What to work on =
Every entry below should be restated word for word, except for its images.

(Excerpts from an interface dataset)
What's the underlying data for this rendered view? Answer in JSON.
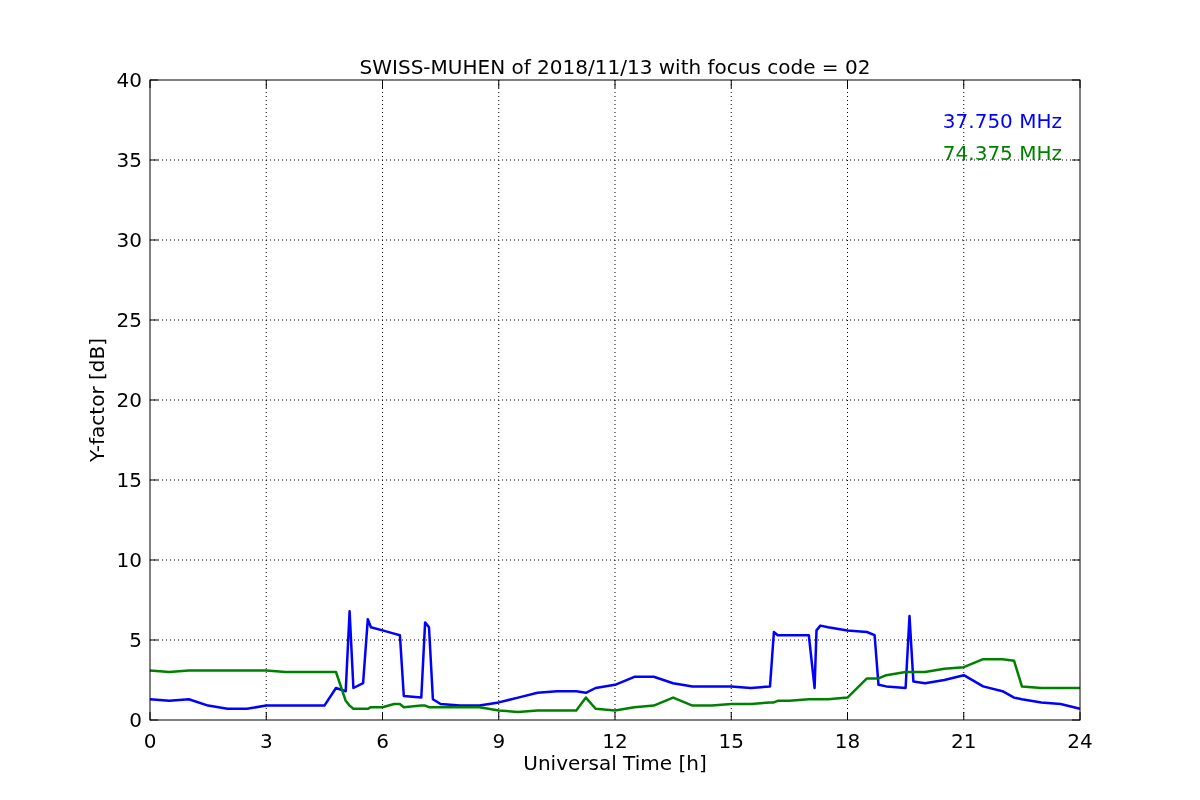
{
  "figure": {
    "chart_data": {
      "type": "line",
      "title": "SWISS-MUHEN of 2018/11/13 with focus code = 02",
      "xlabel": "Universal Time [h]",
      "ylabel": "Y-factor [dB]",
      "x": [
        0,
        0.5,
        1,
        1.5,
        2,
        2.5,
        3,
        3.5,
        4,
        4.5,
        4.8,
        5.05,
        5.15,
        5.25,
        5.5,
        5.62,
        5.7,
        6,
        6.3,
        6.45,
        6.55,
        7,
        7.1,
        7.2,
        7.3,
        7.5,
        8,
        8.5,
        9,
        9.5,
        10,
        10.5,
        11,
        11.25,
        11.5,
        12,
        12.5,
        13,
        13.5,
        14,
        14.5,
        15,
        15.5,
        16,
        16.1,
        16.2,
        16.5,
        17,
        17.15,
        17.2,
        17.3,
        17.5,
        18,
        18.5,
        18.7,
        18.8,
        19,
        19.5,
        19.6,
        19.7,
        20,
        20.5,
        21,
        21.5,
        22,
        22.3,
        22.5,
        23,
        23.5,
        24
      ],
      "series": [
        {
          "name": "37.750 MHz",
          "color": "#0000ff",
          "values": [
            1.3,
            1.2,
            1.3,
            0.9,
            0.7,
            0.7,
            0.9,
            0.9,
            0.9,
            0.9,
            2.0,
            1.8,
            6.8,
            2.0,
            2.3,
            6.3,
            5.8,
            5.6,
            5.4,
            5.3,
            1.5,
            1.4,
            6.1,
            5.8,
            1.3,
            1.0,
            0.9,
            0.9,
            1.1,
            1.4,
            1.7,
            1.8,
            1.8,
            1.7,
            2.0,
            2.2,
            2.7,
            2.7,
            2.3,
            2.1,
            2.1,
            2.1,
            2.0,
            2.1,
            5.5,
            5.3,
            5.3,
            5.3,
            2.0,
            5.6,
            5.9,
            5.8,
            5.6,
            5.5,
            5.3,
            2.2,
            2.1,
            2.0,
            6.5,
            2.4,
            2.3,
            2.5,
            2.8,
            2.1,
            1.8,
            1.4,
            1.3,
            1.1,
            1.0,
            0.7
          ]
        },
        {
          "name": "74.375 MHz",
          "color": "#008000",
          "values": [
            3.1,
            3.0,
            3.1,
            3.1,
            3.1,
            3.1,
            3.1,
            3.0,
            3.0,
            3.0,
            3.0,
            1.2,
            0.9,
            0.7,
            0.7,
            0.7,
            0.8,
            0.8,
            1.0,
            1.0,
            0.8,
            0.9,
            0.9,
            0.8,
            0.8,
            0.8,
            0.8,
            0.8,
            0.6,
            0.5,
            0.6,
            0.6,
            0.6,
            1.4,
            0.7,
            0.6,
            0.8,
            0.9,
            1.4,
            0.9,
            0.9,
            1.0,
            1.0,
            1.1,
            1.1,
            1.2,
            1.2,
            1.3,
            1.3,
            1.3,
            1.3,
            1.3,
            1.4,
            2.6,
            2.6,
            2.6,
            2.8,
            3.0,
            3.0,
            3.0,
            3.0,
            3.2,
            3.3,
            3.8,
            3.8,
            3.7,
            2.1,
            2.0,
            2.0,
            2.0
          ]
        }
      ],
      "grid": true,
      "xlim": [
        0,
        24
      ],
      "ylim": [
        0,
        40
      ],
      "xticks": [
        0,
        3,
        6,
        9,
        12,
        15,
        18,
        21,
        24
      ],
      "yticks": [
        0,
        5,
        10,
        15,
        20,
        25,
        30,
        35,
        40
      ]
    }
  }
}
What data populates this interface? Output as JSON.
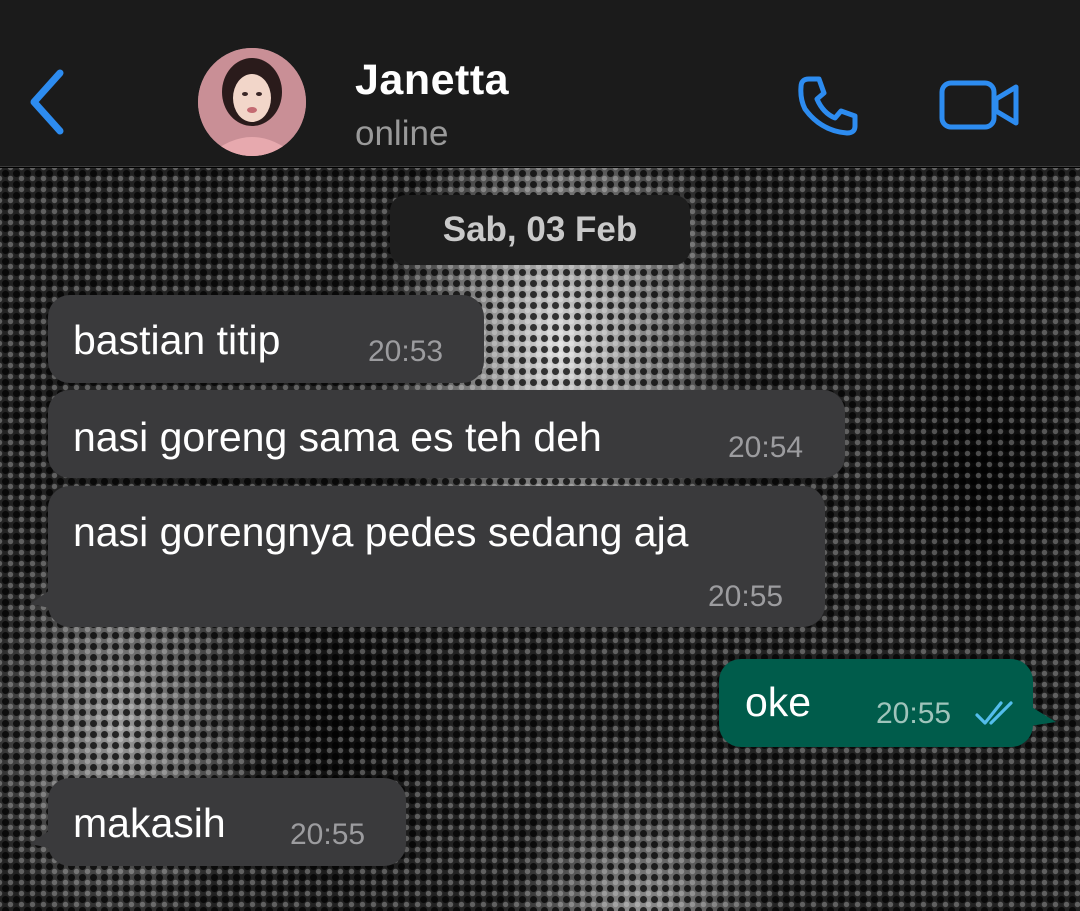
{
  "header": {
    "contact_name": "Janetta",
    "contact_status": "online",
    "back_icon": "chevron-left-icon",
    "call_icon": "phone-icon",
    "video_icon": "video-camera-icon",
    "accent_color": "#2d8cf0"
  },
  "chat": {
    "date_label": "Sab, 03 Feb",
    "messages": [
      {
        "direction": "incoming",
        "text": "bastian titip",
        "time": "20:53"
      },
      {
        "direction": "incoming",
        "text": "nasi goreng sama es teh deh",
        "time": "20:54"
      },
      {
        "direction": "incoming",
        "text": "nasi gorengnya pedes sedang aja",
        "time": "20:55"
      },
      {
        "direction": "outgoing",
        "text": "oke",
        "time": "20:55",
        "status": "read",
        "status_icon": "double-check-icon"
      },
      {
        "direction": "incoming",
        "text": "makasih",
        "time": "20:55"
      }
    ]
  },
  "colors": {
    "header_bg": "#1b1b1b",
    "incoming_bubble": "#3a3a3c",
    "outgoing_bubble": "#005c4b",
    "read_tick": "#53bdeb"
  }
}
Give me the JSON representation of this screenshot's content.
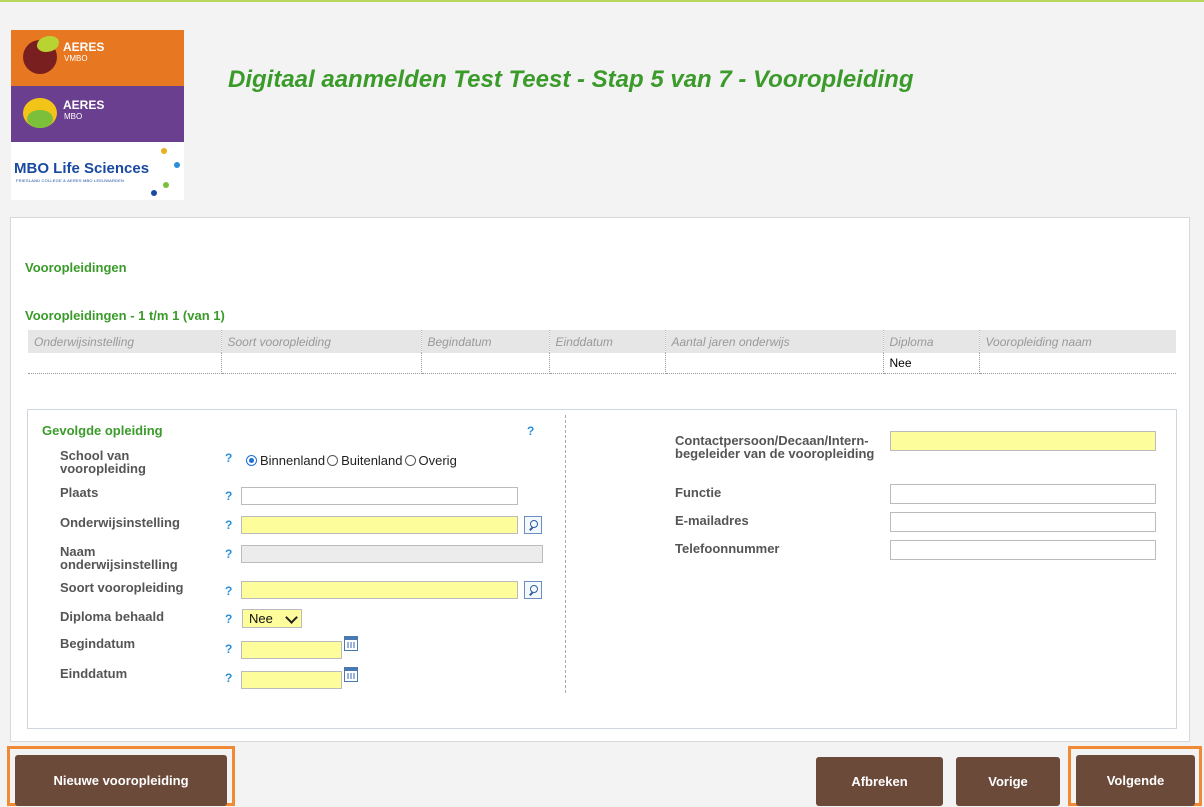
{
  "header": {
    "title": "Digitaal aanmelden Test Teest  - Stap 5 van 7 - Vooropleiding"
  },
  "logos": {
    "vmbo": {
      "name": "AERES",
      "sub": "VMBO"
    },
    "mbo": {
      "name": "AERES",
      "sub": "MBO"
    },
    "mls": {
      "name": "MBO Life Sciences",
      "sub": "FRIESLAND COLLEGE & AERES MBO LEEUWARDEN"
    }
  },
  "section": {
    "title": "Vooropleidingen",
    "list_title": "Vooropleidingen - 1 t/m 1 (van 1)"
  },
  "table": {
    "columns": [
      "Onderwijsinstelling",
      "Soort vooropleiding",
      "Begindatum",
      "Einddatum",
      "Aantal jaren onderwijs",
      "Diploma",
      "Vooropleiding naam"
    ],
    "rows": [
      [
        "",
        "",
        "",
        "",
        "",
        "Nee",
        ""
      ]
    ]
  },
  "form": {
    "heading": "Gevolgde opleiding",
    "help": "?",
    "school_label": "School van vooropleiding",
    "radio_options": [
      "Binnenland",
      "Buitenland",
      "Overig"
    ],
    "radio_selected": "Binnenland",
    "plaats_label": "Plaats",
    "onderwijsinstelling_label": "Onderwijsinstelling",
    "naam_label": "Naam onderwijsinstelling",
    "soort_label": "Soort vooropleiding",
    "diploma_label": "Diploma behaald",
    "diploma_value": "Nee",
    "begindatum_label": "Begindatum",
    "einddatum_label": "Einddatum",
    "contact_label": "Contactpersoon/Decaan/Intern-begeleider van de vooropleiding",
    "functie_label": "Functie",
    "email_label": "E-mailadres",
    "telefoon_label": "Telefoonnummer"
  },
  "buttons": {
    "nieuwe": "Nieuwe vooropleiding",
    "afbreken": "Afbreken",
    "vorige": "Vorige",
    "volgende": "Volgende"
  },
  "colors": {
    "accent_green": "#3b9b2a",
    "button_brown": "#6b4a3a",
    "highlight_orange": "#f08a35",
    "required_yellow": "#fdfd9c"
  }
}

Task result =
What's the underlying data for this rendered view? Answer in JSON.
{
  "figure": {
    "chart_data": {
      "type": "line",
      "title": "SWISS-MUHEN of 2018/11/13 with focus code = 02",
      "xlabel": "Universal Time [h]",
      "ylabel": "Y-factor [dB]",
      "x": [
        0,
        0.5,
        1,
        1.5,
        2,
        2.5,
        3,
        3.5,
        4,
        4.5,
        4.8,
        5.05,
        5.15,
        5.25,
        5.5,
        5.62,
        5.7,
        6,
        6.3,
        6.45,
        6.55,
        7,
        7.1,
        7.2,
        7.3,
        7.5,
        8,
        8.5,
        9,
        9.5,
        10,
        10.5,
        11,
        11.25,
        11.5,
        12,
        12.5,
        13,
        13.5,
        14,
        14.5,
        15,
        15.5,
        16,
        16.1,
        16.2,
        16.5,
        17,
        17.15,
        17.2,
        17.3,
        17.5,
        18,
        18.5,
        18.7,
        18.8,
        19,
        19.5,
        19.6,
        19.7,
        20,
        20.5,
        21,
        21.5,
        22,
        22.3,
        22.5,
        23,
        23.5,
        24
      ],
      "series": [
        {
          "name": "37.750 MHz",
          "color": "#0000ff",
          "values": [
            1.3,
            1.2,
            1.3,
            0.9,
            0.7,
            0.7,
            0.9,
            0.9,
            0.9,
            0.9,
            2.0,
            1.8,
            6.8,
            2.0,
            2.3,
            6.3,
            5.8,
            5.6,
            5.4,
            5.3,
            1.5,
            1.4,
            6.1,
            5.8,
            1.3,
            1.0,
            0.9,
            0.9,
            1.1,
            1.4,
            1.7,
            1.8,
            1.8,
            1.7,
            2.0,
            2.2,
            2.7,
            2.7,
            2.3,
            2.1,
            2.1,
            2.1,
            2.0,
            2.1,
            5.5,
            5.3,
            5.3,
            5.3,
            2.0,
            5.6,
            5.9,
            5.8,
            5.6,
            5.5,
            5.3,
            2.2,
            2.1,
            2.0,
            6.5,
            2.4,
            2.3,
            2.5,
            2.8,
            2.1,
            1.8,
            1.4,
            1.3,
            1.1,
            1.0,
            0.7
          ]
        },
        {
          "name": "74.375 MHz",
          "color": "#008000",
          "values": [
            3.1,
            3.0,
            3.1,
            3.1,
            3.1,
            3.1,
            3.1,
            3.0,
            3.0,
            3.0,
            3.0,
            1.2,
            0.9,
            0.7,
            0.7,
            0.7,
            0.8,
            0.8,
            1.0,
            1.0,
            0.8,
            0.9,
            0.9,
            0.8,
            0.8,
            0.8,
            0.8,
            0.8,
            0.6,
            0.5,
            0.6,
            0.6,
            0.6,
            1.4,
            0.7,
            0.6,
            0.8,
            0.9,
            1.4,
            0.9,
            0.9,
            1.0,
            1.0,
            1.1,
            1.1,
            1.2,
            1.2,
            1.3,
            1.3,
            1.3,
            1.3,
            1.3,
            1.4,
            2.6,
            2.6,
            2.6,
            2.8,
            3.0,
            3.0,
            3.0,
            3.0,
            3.2,
            3.3,
            3.8,
            3.8,
            3.7,
            2.1,
            2.0,
            2.0,
            2.0
          ]
        }
      ],
      "grid": true,
      "xlim": [
        0,
        24
      ],
      "ylim": [
        0,
        40
      ],
      "xticks": [
        0,
        3,
        6,
        9,
        12,
        15,
        18,
        21,
        24
      ],
      "yticks": [
        0,
        5,
        10,
        15,
        20,
        25,
        30,
        35,
        40
      ]
    }
  }
}
What data populates this interface? Output as JSON.
{
  "header": {
    "contact_name": "Janetta",
    "contact_status": "online",
    "back_icon": "chevron-left-icon",
    "call_icon": "phone-icon",
    "video_icon": "video-camera-icon",
    "accent_color": "#2d8cf0"
  },
  "chat": {
    "date_label": "Sab, 03 Feb",
    "messages": [
      {
        "direction": "incoming",
        "text": "bastian titip",
        "time": "20:53"
      },
      {
        "direction": "incoming",
        "text": "nasi goreng sama es teh deh",
        "time": "20:54"
      },
      {
        "direction": "incoming",
        "text": "nasi gorengnya pedes sedang aja",
        "time": "20:55"
      },
      {
        "direction": "outgoing",
        "text": "oke",
        "time": "20:55",
        "status": "read",
        "status_icon": "double-check-icon"
      },
      {
        "direction": "incoming",
        "text": "makasih",
        "time": "20:55"
      }
    ]
  },
  "colors": {
    "header_bg": "#1b1b1b",
    "incoming_bubble": "#3a3a3c",
    "outgoing_bubble": "#005c4b",
    "read_tick": "#53bdeb"
  }
}
Give me the JSON representation of this screenshot's content.
{
  "header": {
    "title": "Digitaal aanmelden Test Teest  - Stap 5 van 7 - Vooropleiding"
  },
  "logos": {
    "vmbo": {
      "name": "AERES",
      "sub": "VMBO"
    },
    "mbo": {
      "name": "AERES",
      "sub": "MBO"
    },
    "mls": {
      "name": "MBO Life Sciences",
      "sub": "FRIESLAND COLLEGE & AERES MBO LEEUWARDEN"
    }
  },
  "section": {
    "title": "Vooropleidingen",
    "list_title": "Vooropleidingen - 1 t/m 1 (van 1)"
  },
  "table": {
    "columns": [
      "Onderwijsinstelling",
      "Soort vooropleiding",
      "Begindatum",
      "Einddatum",
      "Aantal jaren onderwijs",
      "Diploma",
      "Vooropleiding naam"
    ],
    "rows": [
      [
        "",
        "",
        "",
        "",
        "",
        "Nee",
        ""
      ]
    ]
  },
  "form": {
    "heading": "Gevolgde opleiding",
    "help": "?",
    "school_label": "School van vooropleiding",
    "radio_options": [
      "Binnenland",
      "Buitenland",
      "Overig"
    ],
    "radio_selected": "Binnenland",
    "plaats_label": "Plaats",
    "onderwijsinstelling_label": "Onderwijsinstelling",
    "naam_label": "Naam onderwijsinstelling",
    "soort_label": "Soort vooropleiding",
    "diploma_label": "Diploma behaald",
    "diploma_value": "Nee",
    "begindatum_label": "Begindatum",
    "einddatum_label": "Einddatum",
    "contact_label": "Contactpersoon/Decaan/Intern-begeleider van de vooropleiding",
    "functie_label": "Functie",
    "email_label": "E-mailadres",
    "telefoon_label": "Telefoonnummer"
  },
  "buttons": {
    "nieuwe": "Nieuwe vooropleiding",
    "afbreken": "Afbreken",
    "vorige": "Vorige",
    "volgende": "Volgende"
  },
  "colors": {
    "accent_green": "#3b9b2a",
    "button_brown": "#6b4a3a",
    "highlight_orange": "#f08a35",
    "required_yellow": "#fdfd9c"
  }
}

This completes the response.